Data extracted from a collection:
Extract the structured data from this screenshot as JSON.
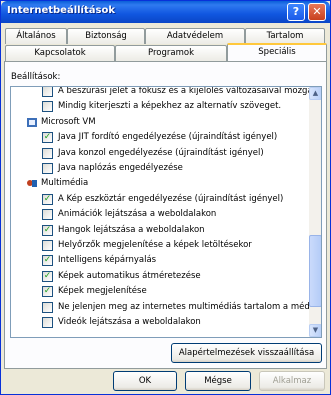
{
  "window": {
    "title": "Internetbeállítások"
  },
  "titlebar_buttons": {
    "help": "?",
    "close": "✕"
  },
  "tabs_row1": [
    "Általános",
    "Biztonság",
    "Adatvédelem",
    "Tartalom"
  ],
  "tabs_row2": [
    "Kapcsolatok",
    "Programok",
    "Speciális"
  ],
  "active_tab": "Speciális",
  "settings": {
    "label": "Beállítások:",
    "rows": [
      {
        "type": "checkbox",
        "checked": false,
        "text": "A beszúrási jelet a fókusz és a kijelölés változásaival mozgatja"
      },
      {
        "type": "checkbox",
        "checked": false,
        "text": "Mindig kiterjeszti a képekhez az alternatív szöveget."
      },
      {
        "type": "category",
        "icon": "java-icon",
        "text": "Microsoft VM"
      },
      {
        "type": "checkbox",
        "checked": true,
        "text": "Java JIT fordító engedélyezése (újraindítást igényel)"
      },
      {
        "type": "checkbox",
        "checked": false,
        "text": "Java konzol engedélyezése (újraindítást igényel)"
      },
      {
        "type": "checkbox",
        "checked": false,
        "text": "Java naplózás engedélyezése"
      },
      {
        "type": "category",
        "icon": "multimedia-icon",
        "text": "Multimédia"
      },
      {
        "type": "checkbox",
        "checked": true,
        "text": "A Kép eszköztár engedélyezése (újraindítást igényel)"
      },
      {
        "type": "checkbox",
        "checked": false,
        "text": "Animációk lejátszása a weboldalakon"
      },
      {
        "type": "checkbox",
        "checked": true,
        "text": "Hangok lejátszása a weboldalakon"
      },
      {
        "type": "checkbox",
        "checked": false,
        "text": "Helyőrzők megjelenítése a képek letöltésekor"
      },
      {
        "type": "checkbox",
        "checked": true,
        "text": "Intelligens képárnyalás"
      },
      {
        "type": "checkbox",
        "checked": true,
        "text": "Képek automatikus átméretezése"
      },
      {
        "type": "checkbox",
        "checked": true,
        "text": "Képek megjelenítése"
      },
      {
        "type": "checkbox",
        "checked": false,
        "text": "Ne jelenjen meg az internetes multimédiás tartalom a médiasz"
      },
      {
        "type": "checkbox",
        "checked": false,
        "text": "Videók lejátszása a weboldalakon"
      }
    ]
  },
  "scrollbar": {
    "up": "▲",
    "down": "▼"
  },
  "buttons": {
    "restore": "Alapértelmezések visszaállítása",
    "ok": "OK",
    "cancel": "Mégse",
    "apply": "Alkalmaz"
  },
  "colors": {
    "title_bar": "#0a5fd8",
    "active_tab_accent": "#ffc83c",
    "check": "#21a121"
  }
}
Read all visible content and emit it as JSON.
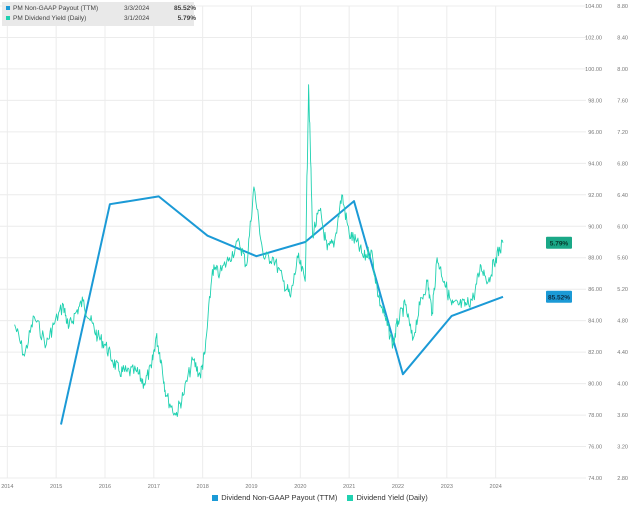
{
  "legend_box": {
    "rows": [
      {
        "name": "PM Non-GAAP Payout (TTM)",
        "date": "3/3/2024",
        "value": "85.52%",
        "color": "#1b9ad6"
      },
      {
        "name": "PM Dividend Yield (Daily)",
        "date": "3/1/2024",
        "value": "5.79%",
        "color": "#1fd1b0"
      }
    ]
  },
  "bottom_legend": [
    {
      "label": "Dividend Non-GAAP Payout (TTM)",
      "color": "#1b9ad6"
    },
    {
      "label": "Dividend Yield (Daily)",
      "color": "#1fd1b0"
    }
  ],
  "chart_data": {
    "type": "line",
    "x_ticks": [
      "2014",
      "2015",
      "2016",
      "2017",
      "2018",
      "2019",
      "2020",
      "2021",
      "2022",
      "2023",
      "2024"
    ],
    "left_axis": {
      "ticks": [
        "104.00",
        "102.00",
        "100.00",
        "98.00",
        "96.00",
        "94.00",
        "92.00",
        "90.00",
        "88.00",
        "86.00",
        "84.00",
        "82.00",
        "80.00",
        "78.00",
        "76.00",
        "74.00"
      ],
      "range": [
        74,
        104
      ]
    },
    "right_axis": {
      "ticks": [
        "8.80",
        "8.40",
        "8.00",
        "7.60",
        "7.20",
        "6.80",
        "6.40",
        "6.00",
        "5.60",
        "5.20",
        "4.80",
        "4.40",
        "4.00",
        "3.60",
        "3.20",
        "2.80"
      ],
      "range": [
        2.8,
        8.8
      ]
    },
    "x_range": [
      2013.9,
      2025.9
    ],
    "grid": true,
    "series": [
      {
        "name": "Dividend Non-GAAP Payout (TTM)",
        "axis": "left",
        "color": "#1b9ad6",
        "end_label": "85.52%",
        "x": [
          2015.15,
          2016.15,
          2017.15,
          2018.15,
          2019.15,
          2020.15,
          2021.15,
          2022.15,
          2023.15,
          2024.2
        ],
        "values": [
          77.4,
          91.4,
          91.9,
          89.4,
          88.1,
          89.0,
          91.6,
          80.6,
          84.3,
          85.52
        ]
      },
      {
        "name": "Dividend Yield (Daily)",
        "axis": "right",
        "color": "#1fd1b0",
        "end_label": "5.79%",
        "x": [
          2014.2,
          2014.4,
          2014.6,
          2014.85,
          2015.0,
          2015.2,
          2015.3,
          2015.45,
          2015.6,
          2015.75,
          2015.9,
          2016.05,
          2016.2,
          2016.35,
          2016.5,
          2016.7,
          2016.85,
          2017.0,
          2017.1,
          2017.2,
          2017.3,
          2017.5,
          2017.65,
          2017.85,
          2018.0,
          2018.1,
          2018.25,
          2018.4,
          2018.6,
          2018.8,
          2018.95,
          2019.1,
          2019.3,
          2019.5,
          2019.7,
          2019.85,
          2020.0,
          2020.15,
          2020.22,
          2020.3,
          2020.45,
          2020.6,
          2020.75,
          2020.9,
          2021.05,
          2021.2,
          2021.35,
          2021.5,
          2021.65,
          2021.8,
          2021.95,
          2022.05,
          2022.2,
          2022.35,
          2022.5,
          2022.65,
          2022.75,
          2022.85,
          2023.0,
          2023.15,
          2023.3,
          2023.45,
          2023.6,
          2023.75,
          2023.9,
          2024.05,
          2024.2
        ],
        "values": [
          4.75,
          4.35,
          4.85,
          4.5,
          4.75,
          5.0,
          4.7,
          4.9,
          5.05,
          4.8,
          4.6,
          4.5,
          4.3,
          4.15,
          4.15,
          4.15,
          4.0,
          4.2,
          4.6,
          4.3,
          3.85,
          3.6,
          3.85,
          4.3,
          4.1,
          4.4,
          5.45,
          5.4,
          5.6,
          5.8,
          5.5,
          6.5,
          5.6,
          5.6,
          5.3,
          5.1,
          5.6,
          5.3,
          7.8,
          5.9,
          6.2,
          5.7,
          5.8,
          6.4,
          5.9,
          5.8,
          5.6,
          5.7,
          5.1,
          4.8,
          4.5,
          4.8,
          5.0,
          4.55,
          5.0,
          5.3,
          4.9,
          5.6,
          5.3,
          5.0,
          5.0,
          5.0,
          5.1,
          5.5,
          5.3,
          5.6,
          5.79
        ]
      }
    ]
  }
}
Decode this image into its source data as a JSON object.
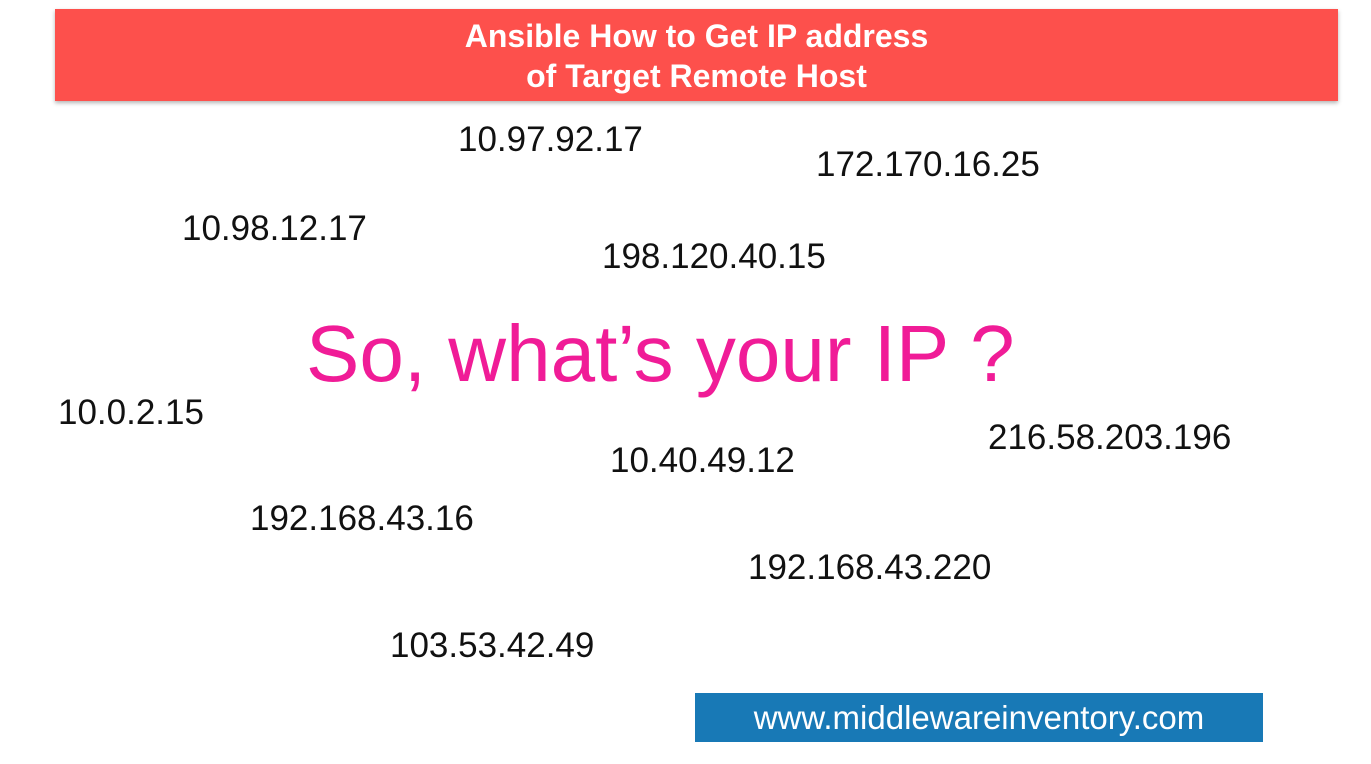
{
  "banner": {
    "line1": "Ansible How to Get IP address",
    "line2": "of Target Remote Host",
    "color": "#fd504c"
  },
  "headline": {
    "text": "So, what’s your IP ?",
    "color": "#f01c97"
  },
  "ip_addresses": [
    "10.97.92.17",
    "172.170.16.25",
    "10.98.12.17",
    "198.120.40.15",
    "10.0.2.15",
    "216.58.203.196",
    "10.40.49.12",
    "192.168.43.16",
    "192.168.43.220",
    "103.53.42.49"
  ],
  "footer": {
    "url": "www.middlewareinventory.com",
    "color": "#1879b6"
  }
}
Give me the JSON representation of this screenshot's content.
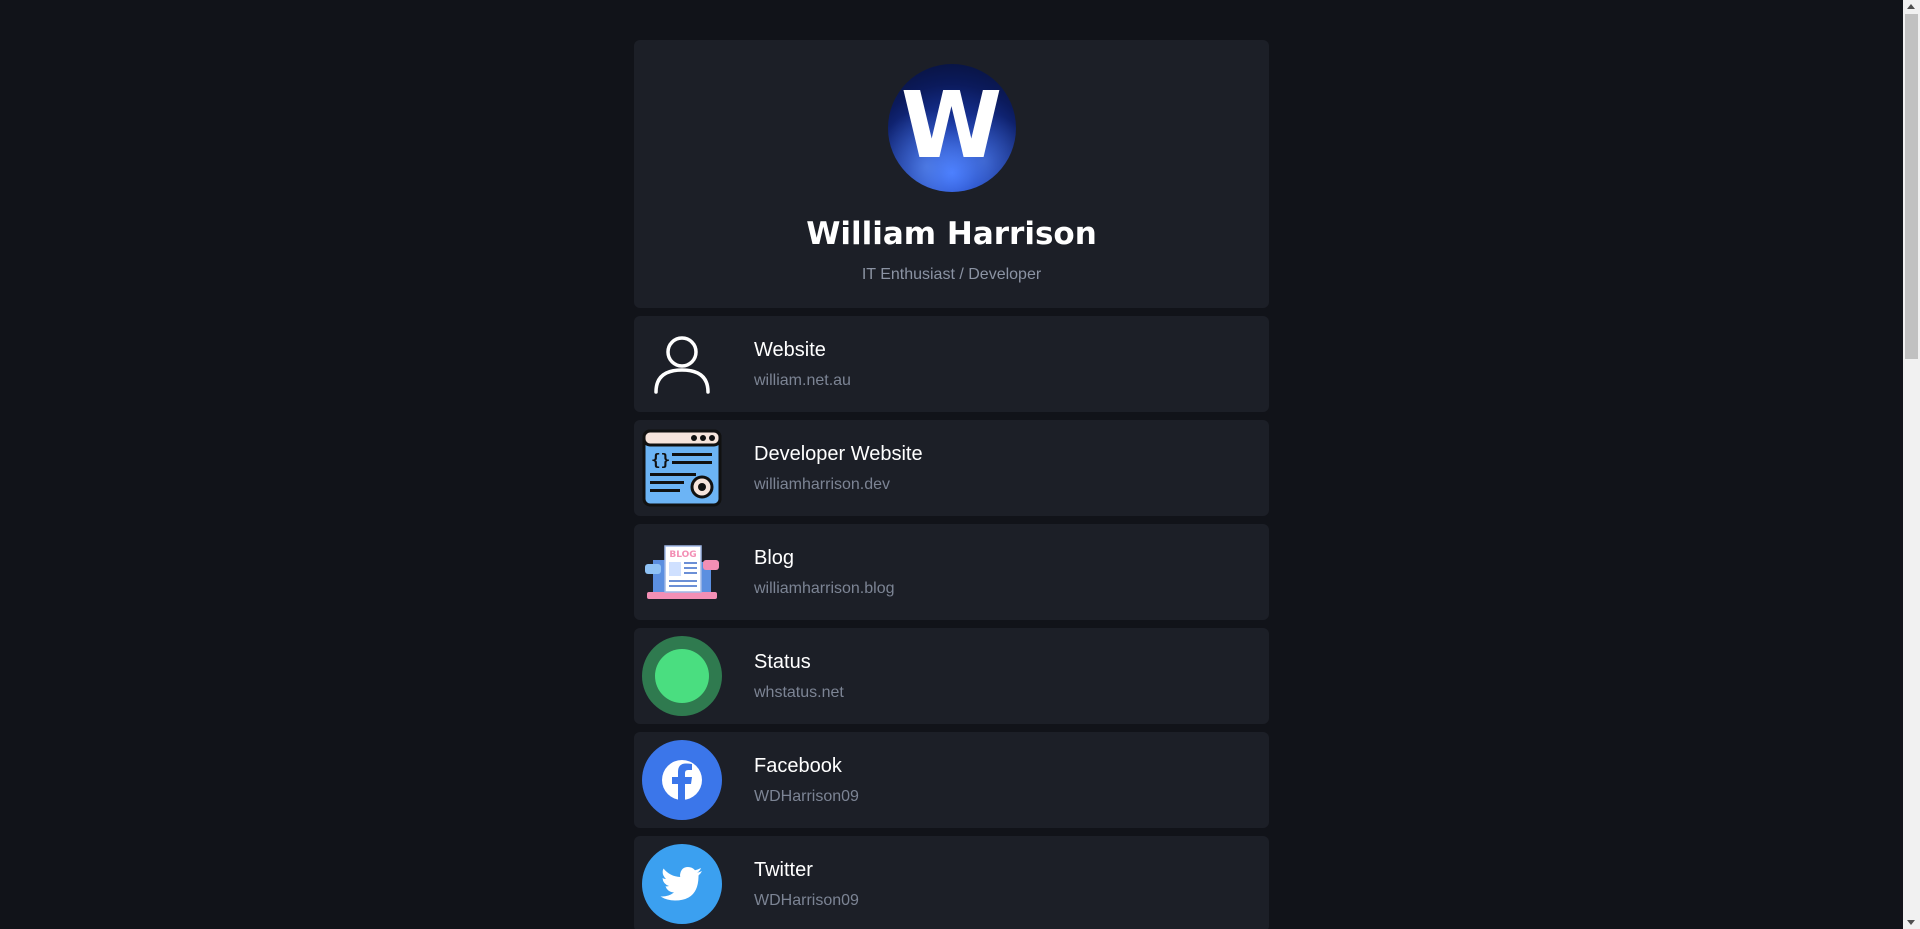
{
  "profile": {
    "avatar_letter": "W",
    "name": "William Harrison",
    "tagline": "IT Enthusiast / Developer"
  },
  "links": [
    {
      "title": "Website",
      "subtitle": "william.net.au",
      "icon": "person-icon"
    },
    {
      "title": "Developer Website",
      "subtitle": "williamharrison.dev",
      "icon": "code-window-icon"
    },
    {
      "title": "Blog",
      "subtitle": "williamharrison.blog",
      "icon": "blog-icon"
    },
    {
      "title": "Status",
      "subtitle": "whstatus.net",
      "icon": "status-dot-icon"
    },
    {
      "title": "Facebook",
      "subtitle": "WDHarrison09",
      "icon": "facebook-icon"
    },
    {
      "title": "Twitter",
      "subtitle": "WDHarrison09",
      "icon": "twitter-icon"
    }
  ],
  "colors": {
    "background": "#111319",
    "card": "#1c1f27",
    "status_green": "#4ade80",
    "facebook_blue": "#3b76ea",
    "twitter_blue": "#3ba0f0"
  }
}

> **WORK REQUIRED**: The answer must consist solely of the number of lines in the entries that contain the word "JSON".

> **RESPONSE BOX**: 4